The closest private homes are more than 10 kilometres from the airport. Mr Giddings said the first rollout of 50 cabins could be built within a month if the plan gets the green light from the government.
“The whole idea would be to fly people in from overseas and see them effectively walk to a quarantine area for 14 days, reducing the needs for buses,” he said.
“They would be self-contained units like Howard Springs, but more modern and isolated away from other passengers or any of the public. We have a lot of land available.
“It would also allow for easy access to Melbourne and Geelong if people needed medical attention.”
All international flights into and out of Avalon Airport are grounded, with four domestic flights a day to the Gold Coast and Sydney continuing out of a separate terminal nearby.
Mr Giddings said the plan could also allow private charter flights to land at the airport, opening up potential travel for AFL players and staff ahead of the upcoming season, or allowing it to cater for international jets such as those recently refused arrival for the now-cancelled Bells Beach Rip Curl Pro.
Increasing the number of international flights arriving into Victoria would also reduce the cost to passengers, he said.
“We’re happy to work with the government on this.

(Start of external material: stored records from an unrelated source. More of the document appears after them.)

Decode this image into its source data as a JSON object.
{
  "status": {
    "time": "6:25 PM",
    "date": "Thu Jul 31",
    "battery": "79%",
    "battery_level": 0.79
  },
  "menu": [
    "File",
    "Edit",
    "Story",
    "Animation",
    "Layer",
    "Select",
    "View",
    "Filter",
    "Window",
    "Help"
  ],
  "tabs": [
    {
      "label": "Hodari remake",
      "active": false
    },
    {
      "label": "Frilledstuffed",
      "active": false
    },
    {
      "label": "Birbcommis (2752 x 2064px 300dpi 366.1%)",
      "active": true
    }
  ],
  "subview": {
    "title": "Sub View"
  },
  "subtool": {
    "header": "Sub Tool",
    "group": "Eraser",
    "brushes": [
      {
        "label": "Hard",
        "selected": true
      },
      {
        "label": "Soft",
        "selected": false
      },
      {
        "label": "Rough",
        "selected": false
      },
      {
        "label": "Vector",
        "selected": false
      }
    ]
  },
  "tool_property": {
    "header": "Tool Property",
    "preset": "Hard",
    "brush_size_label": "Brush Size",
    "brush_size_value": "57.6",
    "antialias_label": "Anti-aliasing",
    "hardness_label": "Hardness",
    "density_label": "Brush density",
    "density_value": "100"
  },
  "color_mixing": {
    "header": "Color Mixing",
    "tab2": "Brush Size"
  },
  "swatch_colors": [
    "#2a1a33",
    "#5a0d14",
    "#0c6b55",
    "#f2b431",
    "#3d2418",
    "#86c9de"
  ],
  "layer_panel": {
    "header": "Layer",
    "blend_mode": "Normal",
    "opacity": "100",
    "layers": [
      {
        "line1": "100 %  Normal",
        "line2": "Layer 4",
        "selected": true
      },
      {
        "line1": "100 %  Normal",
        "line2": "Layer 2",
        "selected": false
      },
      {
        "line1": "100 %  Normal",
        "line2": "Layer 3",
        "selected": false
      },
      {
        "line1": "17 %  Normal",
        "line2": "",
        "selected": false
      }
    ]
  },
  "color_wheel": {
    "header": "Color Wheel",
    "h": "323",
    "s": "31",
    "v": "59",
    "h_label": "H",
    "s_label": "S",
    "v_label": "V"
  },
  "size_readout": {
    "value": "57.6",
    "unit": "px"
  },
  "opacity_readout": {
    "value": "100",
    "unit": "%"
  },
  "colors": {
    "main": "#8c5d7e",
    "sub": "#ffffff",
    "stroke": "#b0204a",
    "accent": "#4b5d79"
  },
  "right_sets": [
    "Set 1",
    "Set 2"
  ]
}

We’re in early discussions at the moment,” he said.
“Hopefully they can sit down with us and get this going.”
The plan comes amid another hard lockdown for Victorians after the highly infectious UK strain of coronavirus leaked out of the state’s hotel quarantine program.
There are currently 21 cases of COVID-19 in Victoria; 17 are linked to the Holiday Inn cluster, including 14 who spent time outside the hotel quarantine environment with “significant community exposure”, Victoria’s COVID response commander Jeroen Weimar revealed on Monday.
The airport’s written quarantine proposal, seen by The Age and The Sydney Morning Herald, was put forward this month and touts the facility as being a highly secure site, complete with a fenced-in compound, security office, CCTV and commercial kitchens.
The facility – 50 kilometres south-west of Melbourne – includes an outdoor sand running track, basketball courts and a barbecue area that could be used to provide fresh air and sunshine for those in quarantine, while avoiding contact with the wider community.
The proposal says all passengers would need to be tested before leaving their country of origin and obtain a negative result before being processed by the Department of Health, and be retested on arrival.
Avalon Airport is controlled by the Department of Defence and leased to the Linfox Group.
Premier Daniel Andrews confirmed on Monday that the state government was in a “number of discussions” about setting up a remote quarantine facility for Australians returning from overseas.
“No decision has been made. At some sites with very large amounts of space and an international airport located just next door, that’s obviously got some real strength,” Mr Andrews said.
“That could work well for, say, charter flights, where the Australian government can direct those flights to land wherever they choose.
“I doubt that would work quite as well for some of the commercial flights that are coming back … I expect they would want to land at Melbourne Airport. I can’t speak for them but that would be my active assumption.
“We are working on a whole range of different issues, just like [Queensland Premier] Annastacia [Palaszczuk] is working on the Toowoomba option. Hopefully we can have a productive discussion at national cabinet.”
Mike Toole, an epidemiologist at the Burnet Institute, told The Age and The Sydney Morning Herald this week that in an ideal world, every Australian city would have access to a quarantine facility like the one in Howard Springs.
“It has single-storey cabins that are joined but there are no airconditioning ducts,” he said. “They have individual airconditioning units and verandas where you can sit out and get some fresh air.
“It’s a 30-minute drive to the Royal Darwin hospital so it really fulfils everything you’d love to have in a quarantine facility.”
Erin covers crime for The Age. Most recently she was a police reporter at the Geelong Advertiser.